Sylvia T. Ceyer is the Associate Chair of the Department of Chemistry and the J. C. Sheehan Professor of Chemistry at the Massachusetts Institute of Technology. She received her B.A. summa cum laude in chemistry from Hope College in 1974 and her Ph.D. from the University of California at Berkeley in 1979. After a postdoctoral appointment at the National Bureau of Standards, she accepted a position as assistant professor at MIT in 1981.
Professor Ceyer is a physical chemist with research interests in the area of molecule-surface reaction dynamics as related to heterogeneous catalysis and semiconductor etching. She has uncovered sources of the apparent lack of surface reactivity under ultrahigh vacuum conditions and then used that knowledge to effect high pressure heterogeneous catalytic reactions in an ultrahigh vacuum environment where microscopic reaction steps can be discerned. Specifically, she has uncovered new mechanisms for dissociative chemisorption and desorption such as atom abstraction, collision induced activation, absorption and desorption, provided new methods for adsorbate synthesis, demonstrated the use of electron spectroscopy as a vibrational spectroscopy sensitive to bulk species, discovered the role of bulk hydrogen in hydrogenation reactions, observed and verified the gas phase dissociation of a product of a surface reaction, identified and clarified the site conversion process, and extended the understanding of molecular precursors.

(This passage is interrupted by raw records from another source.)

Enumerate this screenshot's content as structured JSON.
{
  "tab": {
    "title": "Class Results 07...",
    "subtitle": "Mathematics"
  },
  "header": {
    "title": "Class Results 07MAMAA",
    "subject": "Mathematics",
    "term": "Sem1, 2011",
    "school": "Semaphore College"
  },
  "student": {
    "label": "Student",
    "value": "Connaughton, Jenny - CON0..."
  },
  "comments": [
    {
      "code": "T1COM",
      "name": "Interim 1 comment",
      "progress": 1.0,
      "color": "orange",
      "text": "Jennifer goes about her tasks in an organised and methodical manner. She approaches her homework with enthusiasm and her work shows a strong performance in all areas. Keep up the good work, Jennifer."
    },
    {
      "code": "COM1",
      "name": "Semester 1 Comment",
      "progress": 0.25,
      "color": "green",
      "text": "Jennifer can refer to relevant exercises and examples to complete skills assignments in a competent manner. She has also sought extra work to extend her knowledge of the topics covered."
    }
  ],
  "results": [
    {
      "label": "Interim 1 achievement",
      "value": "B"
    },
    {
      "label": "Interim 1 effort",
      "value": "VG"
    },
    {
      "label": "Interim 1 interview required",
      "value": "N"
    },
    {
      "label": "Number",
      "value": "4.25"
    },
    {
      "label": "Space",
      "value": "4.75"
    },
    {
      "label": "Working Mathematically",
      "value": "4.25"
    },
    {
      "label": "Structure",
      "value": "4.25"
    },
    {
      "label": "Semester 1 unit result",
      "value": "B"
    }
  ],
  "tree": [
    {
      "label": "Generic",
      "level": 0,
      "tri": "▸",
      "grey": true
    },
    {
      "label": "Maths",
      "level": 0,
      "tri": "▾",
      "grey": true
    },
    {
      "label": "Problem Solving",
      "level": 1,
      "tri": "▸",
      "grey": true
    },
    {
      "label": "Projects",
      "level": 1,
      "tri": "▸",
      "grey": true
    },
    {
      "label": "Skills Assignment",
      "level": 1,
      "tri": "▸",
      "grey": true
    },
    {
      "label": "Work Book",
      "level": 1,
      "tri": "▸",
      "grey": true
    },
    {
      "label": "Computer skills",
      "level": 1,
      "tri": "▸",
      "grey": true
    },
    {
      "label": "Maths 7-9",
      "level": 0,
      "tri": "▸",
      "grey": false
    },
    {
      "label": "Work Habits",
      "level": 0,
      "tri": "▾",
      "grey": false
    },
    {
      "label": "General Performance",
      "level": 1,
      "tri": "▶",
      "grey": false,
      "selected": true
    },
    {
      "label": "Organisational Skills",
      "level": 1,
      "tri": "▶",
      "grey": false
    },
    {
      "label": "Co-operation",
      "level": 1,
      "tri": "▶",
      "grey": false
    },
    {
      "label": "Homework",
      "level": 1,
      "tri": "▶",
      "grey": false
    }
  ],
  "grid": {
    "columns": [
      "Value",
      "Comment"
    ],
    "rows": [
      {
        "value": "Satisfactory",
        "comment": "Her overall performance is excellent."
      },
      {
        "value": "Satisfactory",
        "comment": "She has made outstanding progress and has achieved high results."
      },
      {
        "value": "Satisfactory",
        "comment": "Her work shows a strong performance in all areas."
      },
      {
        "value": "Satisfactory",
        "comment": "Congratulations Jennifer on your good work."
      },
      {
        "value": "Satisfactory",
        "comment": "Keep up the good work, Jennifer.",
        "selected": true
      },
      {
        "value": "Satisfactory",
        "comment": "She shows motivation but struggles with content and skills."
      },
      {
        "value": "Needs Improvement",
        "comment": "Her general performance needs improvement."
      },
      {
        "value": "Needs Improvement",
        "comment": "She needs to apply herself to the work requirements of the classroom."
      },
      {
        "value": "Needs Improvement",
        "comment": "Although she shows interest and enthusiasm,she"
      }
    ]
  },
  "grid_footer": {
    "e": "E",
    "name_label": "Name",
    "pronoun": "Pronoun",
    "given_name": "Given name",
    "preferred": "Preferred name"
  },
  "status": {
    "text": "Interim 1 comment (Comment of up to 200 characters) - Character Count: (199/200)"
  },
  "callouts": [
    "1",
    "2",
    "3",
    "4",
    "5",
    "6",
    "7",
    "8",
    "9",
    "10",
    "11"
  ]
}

Ceyer is a fellow of the National Academy of Sciences and the former chair of its chemistry section, the secretary of the Physical and Mathematical Sciences Class of the National Academy of Sciences, a fellow of the American Academy of Arts and Sciences, a fellow of the American Association for the Advancement of Science and a fellow of the American Physical Society. She has been awarded the Hope College Distinguished Alumni Award, the Edgerton Prize, the American Association of University Women's Young Scholar Award and has been the holder of a Sloan Fellowship and a Camille and Henry Dreyfus Teacher-Scholar award. Ceyer has received the Baker Award for undergraduate teaching, the School of Science Teaching Prize and the Nobel Laureate Signature Award for Graduate Education from the American Chemical Society. In 1998, she was named a MacVicar teaching fellow at MIT.
Professor Ceyer is presently a member of the Basic Energy Sciences Advisory Committee for the Department of Energy, a member of the National Research Council's Benchmarking the Research Competitiveness of US Chemistry Committee and a member of the editorial board of Chemical Physics. Most recently, she served as an associate editor of Physical Review Letters, a member of the Program Committee of the American Association for the Advancement of Science, and a councilor of the American Physical Society. She has held numerous named lectureships including the Dreyfus Lecturer at Dartmouth University, Willard Lecturer at the University of Wisconsin, Tetelman Lecturer at Yale University, Harkins Lecturer at the University of Chicago, Welch Foundation Lecturer, Chancellor's Distinguished Lecturer at the University of California Berkeley and the Langmuir Lecturer of the American Chemical Society.
- Caesar Salad
- a choice of:
- Pecan Asiago Chicken with Garlic Mashed Potatoes, or
- Hazelnut Crusted Grouper with Wild Rice Pilaf, or
- Butternut Squash Ravioli Tossed in Garlic Cream Sauce
- Flourless Chocolate Cake